There’s a tendency with artists whose careers have spanned as long as Marilyn Manson’s has to cast a lamenting eye on the glory days when each new release arrives. In this case, it must also considered that we’re dealing with a man who spent a number of years holding the prestigious honour of middle class America’s favourite hate figure around the turn of the millennium. Sure, the glory days of that era and Holywood, the album spawned as a result of the incredibly vitriolic campaign directed against the band after they were blamed for influencing the two teenagers for the Columbine High School massacre is now twelve years gone. It’s only natural that Manson eventually fell from the public consciousness and each new release since 2003 and the classy, stylised anthems of The Golden Age of Grotesque has seen falling interesting and declining quality. Time has certainly meant that the Marilyn Manson of 2012 is a far cry from a band who were once openly slated and hated almost daily by the media, politicians and every Christian league you could imagine, but Born Villain confirms that it’s also blunted their approach, their spirit and their ability to, at the very least, write a decent song.
The basic ideal of simplistic, thudding, rock songs coupled with Manson’s bleak poetry that has preserved a career remains largely unchanged on the band’s eighth release, but from start to finish Born Villain is a dull, sloppy album. Devoid of any hooks, it has no engaging tunes to speak of and offers little reason to come back for a repeat listen. Admittedly, long–term collaborator Twiggy Ramirez has written some great songs for this band in the past but this is a poor, loose and surprisingly juvenile collection. The main riff on first single No Reflection sounds more like something a twelve year old banging away on his first Fender Squire would come up with as opposed to a band that’ve existed for almost twenty years in some shape or form. Musically, Marilyn Manson were never going to be a progressively-engaging beast, but the lack of basic development or polish here is startling. The drums are heinously soft on the ears with an unforgivably sparse quality to them that limits any power these songs might have, and that’s even before you get to Manson himself. This is what awaits you for the chorus on Pistol-Whipped; “You’re a little pistol, and I’m fuckin’ pistol-whipped,” sounds as juvenile and weak as it looks, and this lowbrow stamp is all over the album.

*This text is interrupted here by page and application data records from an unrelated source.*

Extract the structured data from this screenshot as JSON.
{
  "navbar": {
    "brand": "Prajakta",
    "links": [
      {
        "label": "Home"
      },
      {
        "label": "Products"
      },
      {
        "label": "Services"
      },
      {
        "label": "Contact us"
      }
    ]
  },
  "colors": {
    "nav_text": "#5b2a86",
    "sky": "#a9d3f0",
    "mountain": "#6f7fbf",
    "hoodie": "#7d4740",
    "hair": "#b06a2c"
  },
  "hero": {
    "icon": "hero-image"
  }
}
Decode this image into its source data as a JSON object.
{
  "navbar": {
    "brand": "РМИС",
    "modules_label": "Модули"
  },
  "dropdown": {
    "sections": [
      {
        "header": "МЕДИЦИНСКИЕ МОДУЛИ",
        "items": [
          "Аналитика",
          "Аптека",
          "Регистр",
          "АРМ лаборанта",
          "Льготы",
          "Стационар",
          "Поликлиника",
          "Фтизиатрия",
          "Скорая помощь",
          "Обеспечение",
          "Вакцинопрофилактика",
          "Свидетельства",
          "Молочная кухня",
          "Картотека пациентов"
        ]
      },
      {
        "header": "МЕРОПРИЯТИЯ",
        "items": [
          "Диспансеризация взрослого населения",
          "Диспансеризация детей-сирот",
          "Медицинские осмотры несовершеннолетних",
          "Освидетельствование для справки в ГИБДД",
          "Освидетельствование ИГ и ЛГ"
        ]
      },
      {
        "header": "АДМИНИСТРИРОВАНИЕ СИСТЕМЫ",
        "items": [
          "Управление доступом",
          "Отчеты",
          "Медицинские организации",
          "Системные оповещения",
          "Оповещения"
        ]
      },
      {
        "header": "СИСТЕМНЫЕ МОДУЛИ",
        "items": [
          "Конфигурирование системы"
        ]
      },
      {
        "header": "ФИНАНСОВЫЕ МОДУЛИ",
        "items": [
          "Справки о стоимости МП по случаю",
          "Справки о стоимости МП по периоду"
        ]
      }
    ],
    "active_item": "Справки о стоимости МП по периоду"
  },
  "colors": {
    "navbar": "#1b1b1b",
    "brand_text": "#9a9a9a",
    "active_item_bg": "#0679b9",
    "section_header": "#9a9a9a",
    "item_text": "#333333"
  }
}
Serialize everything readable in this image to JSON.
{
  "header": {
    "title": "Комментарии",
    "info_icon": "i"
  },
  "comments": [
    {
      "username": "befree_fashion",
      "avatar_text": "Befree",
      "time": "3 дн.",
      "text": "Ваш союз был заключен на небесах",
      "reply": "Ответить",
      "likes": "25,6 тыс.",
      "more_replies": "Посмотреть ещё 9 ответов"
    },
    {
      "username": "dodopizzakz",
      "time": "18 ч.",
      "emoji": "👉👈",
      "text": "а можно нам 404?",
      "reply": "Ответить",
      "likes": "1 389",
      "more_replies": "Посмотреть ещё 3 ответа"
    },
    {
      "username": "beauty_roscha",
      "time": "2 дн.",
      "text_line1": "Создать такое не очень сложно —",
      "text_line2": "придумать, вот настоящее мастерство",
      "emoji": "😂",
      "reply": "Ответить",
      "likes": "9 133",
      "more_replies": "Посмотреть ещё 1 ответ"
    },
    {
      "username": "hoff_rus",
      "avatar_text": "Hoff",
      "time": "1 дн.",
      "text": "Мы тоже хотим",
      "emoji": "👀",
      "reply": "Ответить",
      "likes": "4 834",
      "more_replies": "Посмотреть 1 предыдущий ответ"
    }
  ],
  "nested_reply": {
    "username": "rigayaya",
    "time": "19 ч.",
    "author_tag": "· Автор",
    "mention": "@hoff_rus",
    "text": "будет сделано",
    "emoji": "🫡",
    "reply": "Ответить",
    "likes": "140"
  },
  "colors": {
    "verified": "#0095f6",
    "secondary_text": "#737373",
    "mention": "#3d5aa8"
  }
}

Having recently managed to catch some footage of Manson performing The Dope Show from 1998’s Mechanical Animals along with No Reflection at the Revolver Golden Gods Awards last month, Born Villain simply helps to confirm everything that was apparent from that brief set; there’s nothing vitriolic or interesting left within this band. On that night, Manson stalked the stage almost as a parody of himself with some truly abysmal vocals and his band looked passive and disinterested. Manson has also described this record as having a “suicide death metal” style, which just goes to show you how far removed from reality his world has become. Everything about Born Villain, from the desperately schlocky lyrics and sloppy music suggests that Marilyn Manson almost believes that his band is still dangerous, still edgy and still subversive. What this actually represents is far more worrying, because this is a record of exceptionally low quality that Manson seems to assume that he can simply get away with it. God knows who he’s trying to fool, because there’s nothing dangerous and barely anything listenable on Born Villain.